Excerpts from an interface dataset
- - - - -

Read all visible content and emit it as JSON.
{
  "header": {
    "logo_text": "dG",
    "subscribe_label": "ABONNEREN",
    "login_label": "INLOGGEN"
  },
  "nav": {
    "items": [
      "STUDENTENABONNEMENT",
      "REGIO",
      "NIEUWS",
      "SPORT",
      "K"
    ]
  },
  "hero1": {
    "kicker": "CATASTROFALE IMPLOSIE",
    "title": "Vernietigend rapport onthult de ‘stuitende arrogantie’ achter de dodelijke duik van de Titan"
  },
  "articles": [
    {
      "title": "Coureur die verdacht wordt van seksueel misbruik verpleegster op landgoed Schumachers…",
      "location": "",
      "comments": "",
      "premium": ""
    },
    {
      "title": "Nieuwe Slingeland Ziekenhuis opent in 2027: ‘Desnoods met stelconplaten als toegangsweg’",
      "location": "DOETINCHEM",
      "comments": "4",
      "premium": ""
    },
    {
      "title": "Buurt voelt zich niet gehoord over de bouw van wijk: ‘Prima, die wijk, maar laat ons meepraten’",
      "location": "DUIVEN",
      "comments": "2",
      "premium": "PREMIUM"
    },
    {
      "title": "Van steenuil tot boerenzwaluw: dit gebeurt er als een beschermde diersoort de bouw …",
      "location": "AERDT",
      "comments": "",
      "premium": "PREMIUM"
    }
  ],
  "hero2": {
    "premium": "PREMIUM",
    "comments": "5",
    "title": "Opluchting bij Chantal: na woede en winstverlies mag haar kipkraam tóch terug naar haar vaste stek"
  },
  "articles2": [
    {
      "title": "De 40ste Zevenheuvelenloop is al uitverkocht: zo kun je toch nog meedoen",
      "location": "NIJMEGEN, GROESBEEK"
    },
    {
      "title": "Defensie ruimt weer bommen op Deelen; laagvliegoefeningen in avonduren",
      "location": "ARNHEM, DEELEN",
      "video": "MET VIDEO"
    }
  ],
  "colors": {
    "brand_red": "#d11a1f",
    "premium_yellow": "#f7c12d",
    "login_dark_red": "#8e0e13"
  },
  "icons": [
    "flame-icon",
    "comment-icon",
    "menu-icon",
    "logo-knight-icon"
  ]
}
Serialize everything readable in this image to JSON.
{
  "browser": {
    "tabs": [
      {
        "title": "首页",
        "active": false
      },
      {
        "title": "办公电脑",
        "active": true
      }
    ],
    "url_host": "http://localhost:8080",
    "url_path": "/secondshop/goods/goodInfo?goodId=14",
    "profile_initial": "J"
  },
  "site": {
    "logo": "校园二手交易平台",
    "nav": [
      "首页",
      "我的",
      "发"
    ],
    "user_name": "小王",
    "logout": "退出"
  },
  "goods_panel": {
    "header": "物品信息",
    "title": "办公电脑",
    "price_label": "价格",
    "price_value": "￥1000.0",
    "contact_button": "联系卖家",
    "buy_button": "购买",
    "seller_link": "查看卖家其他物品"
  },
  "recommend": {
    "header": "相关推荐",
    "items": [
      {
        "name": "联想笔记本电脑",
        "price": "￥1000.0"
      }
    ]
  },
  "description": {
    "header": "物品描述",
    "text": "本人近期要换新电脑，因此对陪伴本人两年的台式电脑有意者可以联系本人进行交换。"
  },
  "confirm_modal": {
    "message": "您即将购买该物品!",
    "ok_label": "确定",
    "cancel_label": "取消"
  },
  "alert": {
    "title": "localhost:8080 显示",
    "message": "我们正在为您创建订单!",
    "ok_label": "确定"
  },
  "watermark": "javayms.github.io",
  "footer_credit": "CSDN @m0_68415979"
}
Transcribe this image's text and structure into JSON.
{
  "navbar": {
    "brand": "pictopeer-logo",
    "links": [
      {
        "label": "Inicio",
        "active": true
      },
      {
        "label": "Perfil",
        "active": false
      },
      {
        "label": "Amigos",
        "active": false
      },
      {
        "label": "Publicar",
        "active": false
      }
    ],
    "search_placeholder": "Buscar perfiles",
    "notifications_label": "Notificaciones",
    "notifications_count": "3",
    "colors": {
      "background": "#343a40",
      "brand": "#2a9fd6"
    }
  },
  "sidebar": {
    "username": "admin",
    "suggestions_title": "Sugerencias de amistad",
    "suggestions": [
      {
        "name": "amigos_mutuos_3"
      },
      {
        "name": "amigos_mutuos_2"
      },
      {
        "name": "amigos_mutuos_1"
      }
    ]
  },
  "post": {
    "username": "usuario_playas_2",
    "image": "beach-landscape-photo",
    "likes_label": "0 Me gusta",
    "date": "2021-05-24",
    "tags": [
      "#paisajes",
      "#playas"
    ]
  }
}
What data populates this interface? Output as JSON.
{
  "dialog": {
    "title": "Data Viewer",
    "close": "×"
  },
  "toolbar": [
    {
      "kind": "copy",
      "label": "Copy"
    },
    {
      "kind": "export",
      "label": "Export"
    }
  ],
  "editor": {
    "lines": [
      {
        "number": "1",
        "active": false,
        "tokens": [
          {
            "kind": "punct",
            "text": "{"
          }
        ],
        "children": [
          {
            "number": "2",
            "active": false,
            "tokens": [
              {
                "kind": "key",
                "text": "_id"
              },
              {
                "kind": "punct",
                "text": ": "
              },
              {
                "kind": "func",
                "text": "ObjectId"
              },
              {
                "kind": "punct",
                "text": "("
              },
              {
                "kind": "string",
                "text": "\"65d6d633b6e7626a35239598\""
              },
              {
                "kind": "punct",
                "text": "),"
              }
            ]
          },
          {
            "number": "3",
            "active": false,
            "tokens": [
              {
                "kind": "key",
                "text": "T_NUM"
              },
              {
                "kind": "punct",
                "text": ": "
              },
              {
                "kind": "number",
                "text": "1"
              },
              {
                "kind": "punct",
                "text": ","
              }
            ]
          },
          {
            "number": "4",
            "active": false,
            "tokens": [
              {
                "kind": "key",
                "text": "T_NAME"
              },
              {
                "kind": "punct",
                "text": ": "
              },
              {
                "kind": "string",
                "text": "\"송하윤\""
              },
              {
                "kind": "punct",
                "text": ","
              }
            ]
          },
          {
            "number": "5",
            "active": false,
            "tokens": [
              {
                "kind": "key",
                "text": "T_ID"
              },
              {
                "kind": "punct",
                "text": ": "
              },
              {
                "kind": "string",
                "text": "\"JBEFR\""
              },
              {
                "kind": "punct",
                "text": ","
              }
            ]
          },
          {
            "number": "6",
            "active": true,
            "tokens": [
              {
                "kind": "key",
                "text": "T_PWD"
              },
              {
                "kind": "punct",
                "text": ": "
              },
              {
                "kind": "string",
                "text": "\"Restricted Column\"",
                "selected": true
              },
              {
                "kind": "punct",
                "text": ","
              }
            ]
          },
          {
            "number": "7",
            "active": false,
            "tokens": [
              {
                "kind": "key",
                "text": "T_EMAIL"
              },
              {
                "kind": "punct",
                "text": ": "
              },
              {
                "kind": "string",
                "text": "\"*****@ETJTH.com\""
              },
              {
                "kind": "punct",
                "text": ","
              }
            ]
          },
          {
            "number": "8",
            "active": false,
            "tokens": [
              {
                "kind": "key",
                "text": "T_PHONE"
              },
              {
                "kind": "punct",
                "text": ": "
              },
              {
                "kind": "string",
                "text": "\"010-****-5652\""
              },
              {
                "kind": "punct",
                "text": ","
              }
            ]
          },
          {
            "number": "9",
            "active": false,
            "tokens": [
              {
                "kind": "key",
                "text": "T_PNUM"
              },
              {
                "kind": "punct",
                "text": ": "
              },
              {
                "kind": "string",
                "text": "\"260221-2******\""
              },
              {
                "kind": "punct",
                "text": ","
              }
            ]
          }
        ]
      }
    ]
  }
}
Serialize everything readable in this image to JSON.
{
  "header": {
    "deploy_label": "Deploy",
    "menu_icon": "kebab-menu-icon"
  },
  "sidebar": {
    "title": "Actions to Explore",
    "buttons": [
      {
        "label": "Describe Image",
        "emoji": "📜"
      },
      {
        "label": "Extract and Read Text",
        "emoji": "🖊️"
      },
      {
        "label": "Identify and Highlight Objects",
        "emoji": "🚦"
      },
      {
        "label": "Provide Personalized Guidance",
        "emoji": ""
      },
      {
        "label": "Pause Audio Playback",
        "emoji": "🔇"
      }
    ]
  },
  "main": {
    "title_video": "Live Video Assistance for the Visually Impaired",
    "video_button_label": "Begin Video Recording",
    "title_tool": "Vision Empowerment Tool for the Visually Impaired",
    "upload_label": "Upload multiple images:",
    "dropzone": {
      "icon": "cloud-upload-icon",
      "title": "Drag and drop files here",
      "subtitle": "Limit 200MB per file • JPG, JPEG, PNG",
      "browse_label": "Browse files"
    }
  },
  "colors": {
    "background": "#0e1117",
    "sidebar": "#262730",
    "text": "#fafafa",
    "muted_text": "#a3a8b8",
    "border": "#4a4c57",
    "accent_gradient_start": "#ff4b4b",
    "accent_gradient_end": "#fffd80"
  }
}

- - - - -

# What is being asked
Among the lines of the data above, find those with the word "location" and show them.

# Solution for this problem
      "location": "",
      "location": "DOETINCHEM",
      "location": "DUIVEN",
      "location": "AERDT",
      "location": "NIJMEGEN, GROESBEEK"
      "location": "ARNHEM, DEELEN",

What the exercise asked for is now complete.